Suarez was signed from Ajax for less than half the £50m Liverpool earned from the sale of Fernando Torres the same month to Chelsea. He went on to become the Premier League’s Footballer of the Year and Liverpool’s top scorer for every one of his three full seasons there.
Less effective was Andy Carroll, who cost £35m at the same time.
The way Liverpool scattered the money they recouped when in 2014 Suarez - just like Coutinho - pressed for a move to Barcelona, was less tidy.
Of the £75m Barcelona paid for Suarez, some £30m went on centre-forwards who made little impression - Mario Balotelli, Rickie Lambert and Divock Origi; meanwhile, the £20m Lazar Markovic has spent most of his Liverpool career out on loan.
Emre Can and Adam Lallana were successful buys in the summer of Suarez’s departure, while Dejan Lovren and Alberto Moreno remain part of the first-team squad.
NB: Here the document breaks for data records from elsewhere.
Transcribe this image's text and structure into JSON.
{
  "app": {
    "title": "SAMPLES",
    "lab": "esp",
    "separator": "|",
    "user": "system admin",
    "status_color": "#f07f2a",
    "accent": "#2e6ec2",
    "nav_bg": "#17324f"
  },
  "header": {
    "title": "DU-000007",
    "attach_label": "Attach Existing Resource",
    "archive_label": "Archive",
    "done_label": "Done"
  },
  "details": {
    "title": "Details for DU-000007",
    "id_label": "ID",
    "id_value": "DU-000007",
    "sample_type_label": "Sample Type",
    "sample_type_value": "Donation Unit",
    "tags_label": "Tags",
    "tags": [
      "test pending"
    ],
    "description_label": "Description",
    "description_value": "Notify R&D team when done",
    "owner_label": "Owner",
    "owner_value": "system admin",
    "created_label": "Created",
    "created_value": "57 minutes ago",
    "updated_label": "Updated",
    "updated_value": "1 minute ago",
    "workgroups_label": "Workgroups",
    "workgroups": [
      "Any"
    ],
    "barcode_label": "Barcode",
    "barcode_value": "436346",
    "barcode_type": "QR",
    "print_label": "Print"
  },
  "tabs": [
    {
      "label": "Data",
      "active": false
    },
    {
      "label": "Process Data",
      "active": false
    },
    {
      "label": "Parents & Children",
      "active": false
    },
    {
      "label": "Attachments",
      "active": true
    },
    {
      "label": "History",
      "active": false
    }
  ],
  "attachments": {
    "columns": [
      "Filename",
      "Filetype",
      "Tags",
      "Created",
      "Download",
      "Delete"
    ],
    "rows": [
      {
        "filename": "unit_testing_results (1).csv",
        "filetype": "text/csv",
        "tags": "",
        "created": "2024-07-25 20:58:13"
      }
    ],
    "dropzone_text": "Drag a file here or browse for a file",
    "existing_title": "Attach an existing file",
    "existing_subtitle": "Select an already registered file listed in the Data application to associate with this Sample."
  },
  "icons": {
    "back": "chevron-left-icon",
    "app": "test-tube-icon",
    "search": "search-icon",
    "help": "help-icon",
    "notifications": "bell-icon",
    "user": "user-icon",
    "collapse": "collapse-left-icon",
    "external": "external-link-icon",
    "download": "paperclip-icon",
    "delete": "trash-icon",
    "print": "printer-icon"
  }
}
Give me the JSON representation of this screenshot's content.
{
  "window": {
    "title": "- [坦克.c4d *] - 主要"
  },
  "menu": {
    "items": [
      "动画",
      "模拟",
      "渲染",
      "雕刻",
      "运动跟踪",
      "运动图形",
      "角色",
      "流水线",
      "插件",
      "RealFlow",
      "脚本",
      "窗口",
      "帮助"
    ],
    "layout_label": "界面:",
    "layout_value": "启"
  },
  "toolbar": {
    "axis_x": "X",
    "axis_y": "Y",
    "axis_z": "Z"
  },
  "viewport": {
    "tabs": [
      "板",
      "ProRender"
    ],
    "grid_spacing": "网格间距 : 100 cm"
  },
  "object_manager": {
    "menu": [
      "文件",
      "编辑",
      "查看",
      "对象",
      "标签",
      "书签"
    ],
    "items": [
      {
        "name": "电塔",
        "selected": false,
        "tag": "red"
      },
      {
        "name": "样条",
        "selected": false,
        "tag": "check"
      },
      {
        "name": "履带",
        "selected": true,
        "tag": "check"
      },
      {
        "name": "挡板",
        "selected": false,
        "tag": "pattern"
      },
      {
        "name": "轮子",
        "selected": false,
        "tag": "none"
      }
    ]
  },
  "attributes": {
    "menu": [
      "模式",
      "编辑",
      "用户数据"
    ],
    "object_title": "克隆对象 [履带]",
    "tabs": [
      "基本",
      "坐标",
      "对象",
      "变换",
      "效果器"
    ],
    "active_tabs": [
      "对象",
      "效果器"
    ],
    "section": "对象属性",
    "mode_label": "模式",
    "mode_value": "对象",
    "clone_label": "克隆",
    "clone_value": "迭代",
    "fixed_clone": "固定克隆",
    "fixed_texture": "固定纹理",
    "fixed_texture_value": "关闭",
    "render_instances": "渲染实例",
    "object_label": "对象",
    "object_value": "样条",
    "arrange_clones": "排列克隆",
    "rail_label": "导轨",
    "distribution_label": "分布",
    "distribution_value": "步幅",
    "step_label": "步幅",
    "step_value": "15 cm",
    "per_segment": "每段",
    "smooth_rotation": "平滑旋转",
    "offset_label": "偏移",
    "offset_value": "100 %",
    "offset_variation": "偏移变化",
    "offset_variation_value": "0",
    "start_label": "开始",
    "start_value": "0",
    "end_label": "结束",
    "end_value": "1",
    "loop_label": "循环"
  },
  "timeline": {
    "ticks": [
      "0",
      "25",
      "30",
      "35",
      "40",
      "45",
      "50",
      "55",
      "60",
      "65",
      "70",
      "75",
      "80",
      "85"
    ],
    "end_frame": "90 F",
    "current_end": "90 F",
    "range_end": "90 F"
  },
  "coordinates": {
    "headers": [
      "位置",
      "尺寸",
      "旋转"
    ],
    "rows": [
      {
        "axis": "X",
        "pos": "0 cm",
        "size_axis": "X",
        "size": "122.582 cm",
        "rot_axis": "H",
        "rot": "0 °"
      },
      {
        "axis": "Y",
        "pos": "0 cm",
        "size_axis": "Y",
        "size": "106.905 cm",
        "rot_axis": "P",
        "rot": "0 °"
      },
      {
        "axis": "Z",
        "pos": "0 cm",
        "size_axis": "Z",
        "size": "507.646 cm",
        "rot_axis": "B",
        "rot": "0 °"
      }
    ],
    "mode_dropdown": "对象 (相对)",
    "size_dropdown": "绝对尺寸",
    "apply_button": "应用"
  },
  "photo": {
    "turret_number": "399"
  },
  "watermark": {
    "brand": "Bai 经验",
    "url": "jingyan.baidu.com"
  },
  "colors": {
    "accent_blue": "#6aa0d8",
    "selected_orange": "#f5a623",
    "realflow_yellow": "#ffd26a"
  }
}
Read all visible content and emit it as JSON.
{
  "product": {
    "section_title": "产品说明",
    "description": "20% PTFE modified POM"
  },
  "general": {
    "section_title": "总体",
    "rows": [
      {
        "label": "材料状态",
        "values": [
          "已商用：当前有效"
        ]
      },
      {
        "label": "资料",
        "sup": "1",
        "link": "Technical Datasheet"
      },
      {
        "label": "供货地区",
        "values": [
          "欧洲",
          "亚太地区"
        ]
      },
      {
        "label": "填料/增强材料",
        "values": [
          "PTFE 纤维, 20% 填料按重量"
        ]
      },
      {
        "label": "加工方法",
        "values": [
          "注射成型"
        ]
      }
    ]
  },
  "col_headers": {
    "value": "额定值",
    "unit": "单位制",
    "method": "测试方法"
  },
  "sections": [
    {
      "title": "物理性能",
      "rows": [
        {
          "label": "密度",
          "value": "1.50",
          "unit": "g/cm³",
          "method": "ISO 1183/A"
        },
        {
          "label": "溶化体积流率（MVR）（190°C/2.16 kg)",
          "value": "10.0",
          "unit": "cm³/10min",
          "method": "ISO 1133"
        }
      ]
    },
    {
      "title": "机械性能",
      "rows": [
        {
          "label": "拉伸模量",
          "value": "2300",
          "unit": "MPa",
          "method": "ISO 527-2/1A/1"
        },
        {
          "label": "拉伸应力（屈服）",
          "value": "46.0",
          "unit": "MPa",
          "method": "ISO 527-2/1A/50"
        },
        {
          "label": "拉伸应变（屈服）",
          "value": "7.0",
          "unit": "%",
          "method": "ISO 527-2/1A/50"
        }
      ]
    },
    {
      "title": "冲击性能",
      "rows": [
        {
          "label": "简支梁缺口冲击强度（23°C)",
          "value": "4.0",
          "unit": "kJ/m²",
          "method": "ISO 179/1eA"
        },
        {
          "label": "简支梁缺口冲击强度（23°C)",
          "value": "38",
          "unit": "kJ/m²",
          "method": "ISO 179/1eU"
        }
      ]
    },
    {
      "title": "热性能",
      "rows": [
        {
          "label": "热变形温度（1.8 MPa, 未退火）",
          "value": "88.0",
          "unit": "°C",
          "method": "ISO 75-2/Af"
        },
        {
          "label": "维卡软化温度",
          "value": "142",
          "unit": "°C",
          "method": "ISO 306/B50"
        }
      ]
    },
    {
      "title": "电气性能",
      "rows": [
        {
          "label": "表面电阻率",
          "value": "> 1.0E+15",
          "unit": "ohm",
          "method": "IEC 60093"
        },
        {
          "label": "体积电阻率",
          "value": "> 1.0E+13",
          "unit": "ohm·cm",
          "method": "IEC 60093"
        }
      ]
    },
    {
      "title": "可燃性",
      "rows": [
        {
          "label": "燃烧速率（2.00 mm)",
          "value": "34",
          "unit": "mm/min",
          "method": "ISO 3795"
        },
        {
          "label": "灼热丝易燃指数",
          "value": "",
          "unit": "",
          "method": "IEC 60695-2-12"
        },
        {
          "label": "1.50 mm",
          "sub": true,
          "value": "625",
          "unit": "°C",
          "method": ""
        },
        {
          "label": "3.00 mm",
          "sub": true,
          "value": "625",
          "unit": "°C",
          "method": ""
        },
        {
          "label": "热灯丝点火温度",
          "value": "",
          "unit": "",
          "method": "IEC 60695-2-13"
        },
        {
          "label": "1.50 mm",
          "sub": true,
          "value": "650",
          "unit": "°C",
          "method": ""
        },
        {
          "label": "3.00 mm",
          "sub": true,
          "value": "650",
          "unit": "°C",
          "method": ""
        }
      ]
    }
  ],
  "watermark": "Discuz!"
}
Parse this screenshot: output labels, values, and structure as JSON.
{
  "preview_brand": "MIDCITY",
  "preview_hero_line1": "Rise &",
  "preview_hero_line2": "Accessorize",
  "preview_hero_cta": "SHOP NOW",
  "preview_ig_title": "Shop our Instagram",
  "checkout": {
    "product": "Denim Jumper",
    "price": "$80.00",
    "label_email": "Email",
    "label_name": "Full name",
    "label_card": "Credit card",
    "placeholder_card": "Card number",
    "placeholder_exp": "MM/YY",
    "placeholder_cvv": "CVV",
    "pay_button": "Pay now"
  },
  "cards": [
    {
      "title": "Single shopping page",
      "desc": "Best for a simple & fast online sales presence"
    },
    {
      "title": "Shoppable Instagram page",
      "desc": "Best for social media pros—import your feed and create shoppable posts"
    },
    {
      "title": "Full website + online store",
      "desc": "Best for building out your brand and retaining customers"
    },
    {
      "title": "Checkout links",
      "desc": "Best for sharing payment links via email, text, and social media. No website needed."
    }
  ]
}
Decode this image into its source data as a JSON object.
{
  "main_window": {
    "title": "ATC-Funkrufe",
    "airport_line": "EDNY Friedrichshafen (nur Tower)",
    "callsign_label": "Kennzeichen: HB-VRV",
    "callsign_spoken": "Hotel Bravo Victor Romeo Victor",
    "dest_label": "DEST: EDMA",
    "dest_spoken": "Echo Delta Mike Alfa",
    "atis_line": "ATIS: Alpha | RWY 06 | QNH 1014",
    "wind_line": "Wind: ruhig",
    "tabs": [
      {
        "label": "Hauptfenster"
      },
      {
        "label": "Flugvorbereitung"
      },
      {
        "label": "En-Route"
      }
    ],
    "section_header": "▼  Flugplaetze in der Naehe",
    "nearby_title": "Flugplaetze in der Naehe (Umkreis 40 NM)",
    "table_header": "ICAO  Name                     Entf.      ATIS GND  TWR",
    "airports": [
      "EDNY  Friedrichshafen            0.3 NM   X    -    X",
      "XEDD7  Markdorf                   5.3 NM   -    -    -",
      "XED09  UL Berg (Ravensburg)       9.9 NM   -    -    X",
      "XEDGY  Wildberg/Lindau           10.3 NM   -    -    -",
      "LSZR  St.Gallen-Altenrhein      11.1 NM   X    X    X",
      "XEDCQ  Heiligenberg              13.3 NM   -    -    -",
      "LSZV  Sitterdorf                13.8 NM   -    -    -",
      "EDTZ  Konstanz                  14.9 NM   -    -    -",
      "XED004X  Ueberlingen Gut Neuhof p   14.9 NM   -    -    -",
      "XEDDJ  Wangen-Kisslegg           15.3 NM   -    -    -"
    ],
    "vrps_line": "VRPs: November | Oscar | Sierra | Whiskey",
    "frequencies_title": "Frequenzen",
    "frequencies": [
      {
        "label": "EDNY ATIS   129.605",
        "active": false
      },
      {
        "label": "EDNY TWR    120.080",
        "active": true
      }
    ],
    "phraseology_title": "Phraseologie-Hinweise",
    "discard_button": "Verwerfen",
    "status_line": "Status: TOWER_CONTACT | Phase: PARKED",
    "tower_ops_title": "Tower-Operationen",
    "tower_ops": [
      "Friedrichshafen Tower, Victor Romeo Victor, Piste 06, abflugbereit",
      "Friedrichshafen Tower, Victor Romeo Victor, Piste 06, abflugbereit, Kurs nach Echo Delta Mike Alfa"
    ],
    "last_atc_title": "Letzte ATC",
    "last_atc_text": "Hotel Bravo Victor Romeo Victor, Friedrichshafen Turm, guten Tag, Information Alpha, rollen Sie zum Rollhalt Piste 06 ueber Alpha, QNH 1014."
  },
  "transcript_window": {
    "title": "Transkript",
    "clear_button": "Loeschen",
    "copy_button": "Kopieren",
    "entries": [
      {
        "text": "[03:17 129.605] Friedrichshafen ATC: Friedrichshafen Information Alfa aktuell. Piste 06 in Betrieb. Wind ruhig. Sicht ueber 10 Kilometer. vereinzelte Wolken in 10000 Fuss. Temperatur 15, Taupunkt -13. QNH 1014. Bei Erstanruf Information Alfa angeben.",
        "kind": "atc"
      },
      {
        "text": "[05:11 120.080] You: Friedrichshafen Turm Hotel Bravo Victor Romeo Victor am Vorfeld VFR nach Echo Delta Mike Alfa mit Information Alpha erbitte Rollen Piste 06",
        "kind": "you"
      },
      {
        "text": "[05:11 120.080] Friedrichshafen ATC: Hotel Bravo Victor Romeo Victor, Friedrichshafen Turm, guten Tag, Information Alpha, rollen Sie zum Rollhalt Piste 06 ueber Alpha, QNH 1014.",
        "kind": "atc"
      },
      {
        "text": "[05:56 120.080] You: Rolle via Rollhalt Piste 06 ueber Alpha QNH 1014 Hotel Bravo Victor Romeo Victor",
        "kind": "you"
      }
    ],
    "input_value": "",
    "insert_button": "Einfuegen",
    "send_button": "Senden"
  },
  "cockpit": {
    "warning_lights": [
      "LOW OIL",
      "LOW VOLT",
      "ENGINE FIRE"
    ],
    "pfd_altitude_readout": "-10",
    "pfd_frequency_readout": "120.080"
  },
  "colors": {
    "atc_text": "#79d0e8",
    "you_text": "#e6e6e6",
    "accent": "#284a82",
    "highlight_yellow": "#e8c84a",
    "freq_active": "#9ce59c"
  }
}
Keita and Van Dijk will hope - and be expected - to leave a more lasting mark than any of those.